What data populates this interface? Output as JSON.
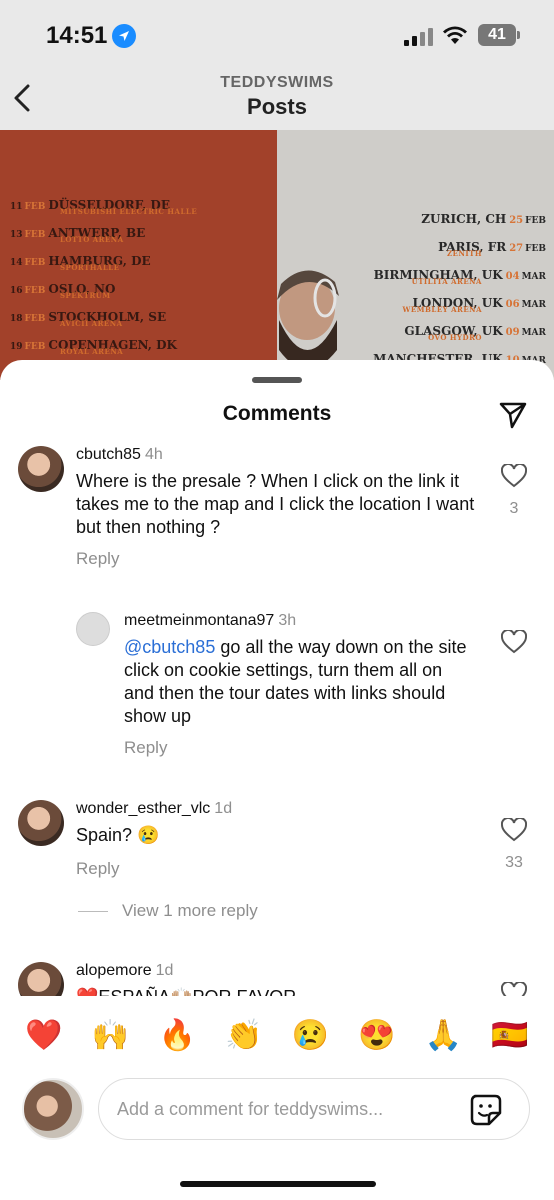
{
  "status_bar": {
    "time": "14:51",
    "battery": "41"
  },
  "header": {
    "account": "TEDDYSWIMS",
    "title": "Posts"
  },
  "poster": {
    "left_dates": [
      {
        "day": "11",
        "month": "FEB",
        "city": "DÜSSELDORF, DE",
        "venue": "MITSUBISHI ELECTRIC HALLE"
      },
      {
        "day": "13",
        "month": "FEB",
        "city": "ANTWERP, BE",
        "venue": "LOTTO ARENA"
      },
      {
        "day": "14",
        "month": "FEB",
        "city": "HAMBURG, DE",
        "venue": "SPORTHALLE"
      },
      {
        "day": "16",
        "month": "FEB",
        "city": "OSLO, NO",
        "venue": "SPEKTRUM"
      },
      {
        "day": "18",
        "month": "FEB",
        "city": "STOCKHOLM, SE",
        "venue": "AVICII ARENA"
      },
      {
        "day": "19",
        "month": "FEB",
        "city": "COPENHAGEN, DK",
        "venue": "ROYAL ARENA"
      }
    ],
    "right_dates": [
      {
        "city": "ZURICH, CH",
        "day": "25",
        "month": "FEB",
        "venue": "THE HALL"
      },
      {
        "city": "PARIS, FR",
        "day": "27",
        "month": "FEB",
        "venue": "ZENITH"
      },
      {
        "city": "BIRMINGHAM, UK",
        "day": "04",
        "month": "MAR",
        "venue": "UTILITA ARENA"
      },
      {
        "city": "LONDON, UK",
        "day": "06",
        "month": "MAR",
        "venue": "WEMBLEY ARENA"
      },
      {
        "city": "GLASGOW, UK",
        "day": "09",
        "month": "MAR",
        "venue": "OVO HYDRO"
      },
      {
        "city": "MANCHESTER, UK",
        "day": "10",
        "month": "MAR",
        "venue": ""
      }
    ]
  },
  "sheet": {
    "title": "Comments"
  },
  "comments": [
    {
      "user": "cbutch85",
      "time": "4h",
      "text": "Where is the presale ? When I click on the link it takes me to the map and I click the location I want but then nothing ?",
      "likes": "3",
      "reply": "Reply"
    },
    {
      "user": "meetmeinmontana97",
      "time": "3h",
      "mention": "@cbutch85",
      "text": " go all the way down on the site click on cookie settings, turn them all on and then the tour dates with links should show up",
      "reply": "Reply"
    },
    {
      "user": "wonder_esther_vlc",
      "time": "1d",
      "text": "Spain? 😢",
      "likes": "33",
      "reply": "Reply",
      "view_more": "View 1 more reply"
    },
    {
      "user": "alopemore",
      "time": "1d",
      "text": "❤️ESPAÑA🙌🏼POR FAVOR"
    }
  ],
  "reactions": [
    "❤️",
    "🙌",
    "🔥",
    "👏",
    "😢",
    "😍",
    "🙏",
    "🇪🇸"
  ],
  "composer": {
    "placeholder": "Add a comment for teddyswims..."
  },
  "colors": {
    "accent": "#2b6fd6",
    "location": "#1a8cff"
  }
}
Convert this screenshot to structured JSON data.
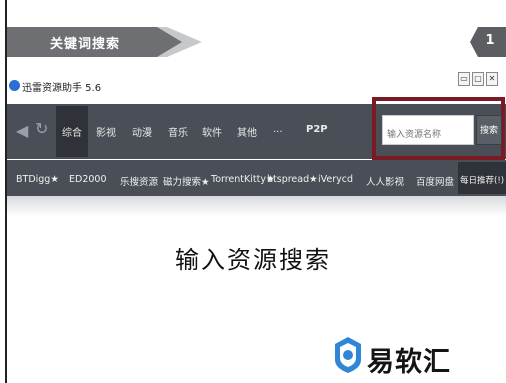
{
  "slide": {
    "title": "关键词搜索",
    "page_number": "1",
    "caption": "输入资源搜索"
  },
  "app": {
    "title": "迅雷资源助手 5.6",
    "window_buttons": [
      "▭",
      "▢",
      "✕"
    ],
    "categories": [
      "综合",
      "影视",
      "动漫",
      "音乐",
      "软件",
      "其他",
      "...",
      "P2P"
    ],
    "active_category": "综合",
    "search": {
      "placeholder": "输入资源名称",
      "button_label": "搜索"
    },
    "sites": [
      "BTDigg★",
      "ED2000",
      "乐搜资源",
      "磁力搜索★",
      "TorrentKitty★",
      "btspread★",
      "iVerycd",
      "人人影视",
      "百度网盘",
      "每日推荐(!)"
    ],
    "active_site": "每日推荐(!)"
  },
  "brand": {
    "name": "易软汇"
  },
  "colors": {
    "toolbar": "#4a4e57",
    "header_band": "#6d6f73",
    "highlight": "#7a1a22"
  }
}
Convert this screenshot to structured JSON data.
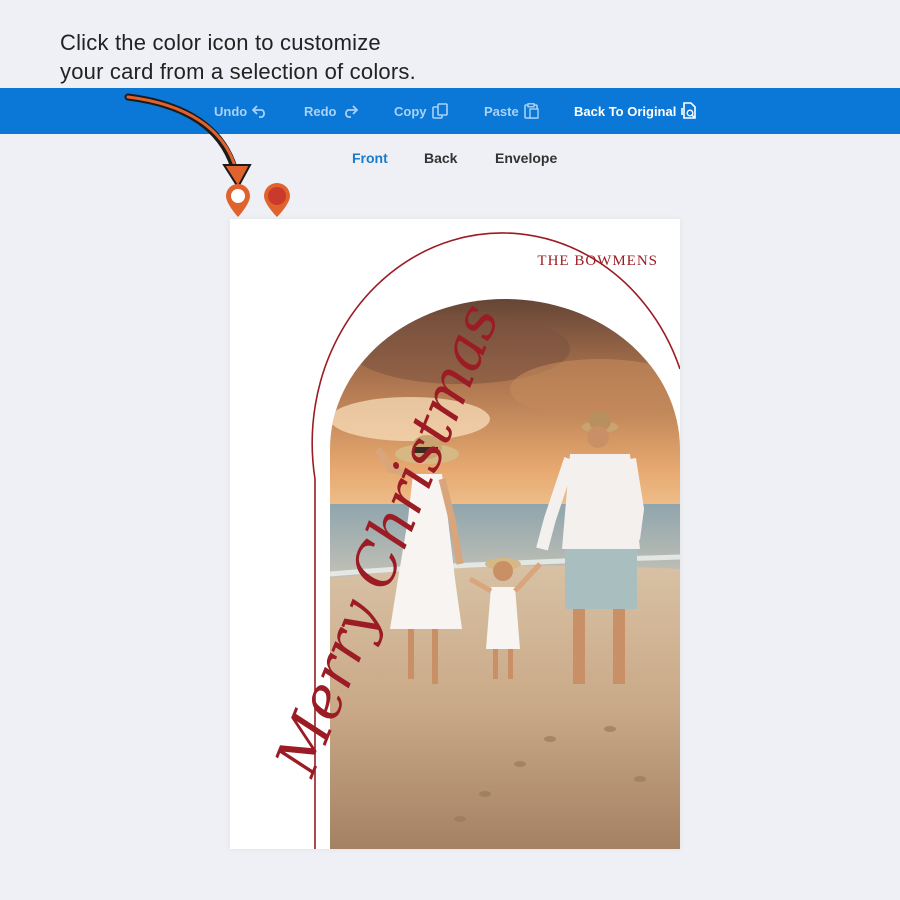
{
  "instruction": {
    "line1": "Click the color icon to customize",
    "line2": "your card from a selection of colors."
  },
  "toolbar": {
    "undo": "Undo",
    "redo": "Redo",
    "copy": "Copy",
    "paste": "Paste",
    "back_to_original": "Back To Original"
  },
  "tabs": [
    {
      "label": "Front",
      "active": true
    },
    {
      "label": "Back",
      "active": false
    },
    {
      "label": "Envelope",
      "active": false
    }
  ],
  "color_options": [
    {
      "name": "outline-orange-pin-icon",
      "color": "#e0622d",
      "selected": true
    },
    {
      "name": "red-pin-icon",
      "color": "#c93a2c",
      "selected": false
    }
  ],
  "card": {
    "family_name": "THE BOWMENS",
    "greeting": "Merry Christmas",
    "accent_color": "#9b1c24"
  }
}
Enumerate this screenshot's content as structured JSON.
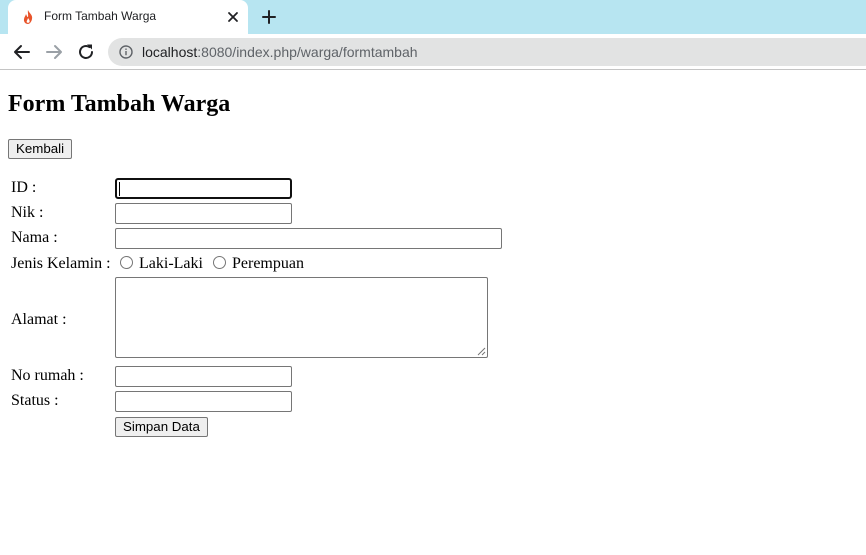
{
  "browser": {
    "tab_title": "Form Tambah Warga",
    "url_host": "localhost",
    "url_path": ":8080/index.php/warga/formtambah",
    "favicon": "flame-icon"
  },
  "page": {
    "title": "Form Tambah Warga",
    "back_button": "Kembali"
  },
  "form": {
    "id_label": "ID :",
    "id_value": "",
    "nik_label": "Nik :",
    "nik_value": "",
    "nama_label": "Nama :",
    "nama_value": "",
    "gender_label": "Jenis Kelamin :",
    "gender_options": [
      "Laki-Laki",
      "Perempuan"
    ],
    "alamat_label": "Alamat :",
    "alamat_value": "",
    "norumah_label": "No rumah :",
    "norumah_value": "",
    "status_label": "Status :",
    "status_value": "",
    "submit_button": "Simpan Data"
  }
}
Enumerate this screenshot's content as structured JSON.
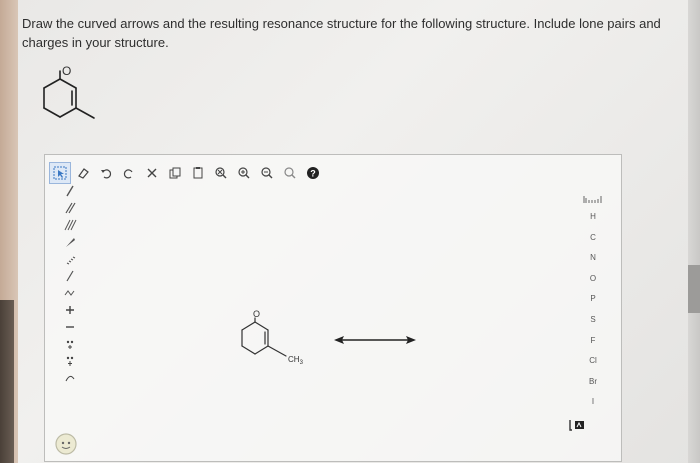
{
  "question": {
    "text": "Draw the curved arrows and the resulting resonance structure for the following structure. Include lone pairs and charges in your structure."
  },
  "structure": {
    "top_atom_label": "O",
    "canvas_atom_label": "O",
    "substituent_label": "CH3"
  },
  "toolbar": {
    "items": [
      {
        "name": "select-arrow-icon",
        "glyph": "select"
      },
      {
        "name": "eraser-icon",
        "glyph": "erase"
      },
      {
        "name": "undo-icon",
        "glyph": "undo"
      },
      {
        "name": "redo-icon",
        "glyph": "redo"
      },
      {
        "name": "cut-icon",
        "glyph": "cut"
      },
      {
        "name": "copy-icon",
        "glyph": "copy"
      },
      {
        "name": "paste-icon",
        "glyph": "paste"
      },
      {
        "name": "zoom-reset-icon",
        "glyph": "zoomx"
      },
      {
        "name": "zoom-in-icon",
        "glyph": "zoomin"
      },
      {
        "name": "zoom-out-icon",
        "glyph": "zoomout"
      },
      {
        "name": "zoom-fit-icon",
        "glyph": "zoomfit"
      },
      {
        "name": "help-icon",
        "glyph": "help"
      }
    ]
  },
  "left_tools": {
    "items": [
      {
        "name": "single-bond-tool",
        "glyph": "/"
      },
      {
        "name": "double-bond-tool",
        "glyph": "//"
      },
      {
        "name": "triple-bond-tool",
        "glyph": "///"
      },
      {
        "name": "wedge-bond-tool",
        "glyph": "wedge"
      },
      {
        "name": "hash-bond-tool",
        "glyph": "hash"
      },
      {
        "name": "wavy-bond-tool",
        "glyph": "/"
      },
      {
        "name": "chain-tool",
        "glyph": "ww"
      },
      {
        "name": "plus-charge-tool",
        "glyph": "+"
      },
      {
        "name": "minus-charge-tool",
        "glyph": "−"
      },
      {
        "name": "lone-pair-tool",
        "glyph": "dots"
      },
      {
        "name": "radical-tool",
        "glyph": "dots2"
      },
      {
        "name": "arrow-tool",
        "glyph": "arrow"
      }
    ]
  },
  "elements": {
    "items": [
      "H",
      "C",
      "N",
      "O",
      "P",
      "S",
      "F",
      "Cl",
      "Br",
      "I"
    ]
  },
  "colors": {
    "accent": "#3a78c3",
    "text": "#2e2e2e"
  }
}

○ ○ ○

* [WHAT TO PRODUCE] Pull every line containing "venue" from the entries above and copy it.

* [EXERCISE SOLUTION]
        "venue": "MITSUBISHI ELECTRIC HALLE"
        "venue": "LOTTO ARENA"
        "venue": "SPORTHALLE"
        "venue": "SPEKTRUM"
        "venue": "AVICII ARENA"
        "venue": "ROYAL ARENA"
        "venue": "THE HALL"
        "venue": "ZENITH"
        "venue": "UTILITA ARENA"
        "venue": "WEMBLEY ARENA"
        "venue": "OVO HYDRO"
        "venue": ""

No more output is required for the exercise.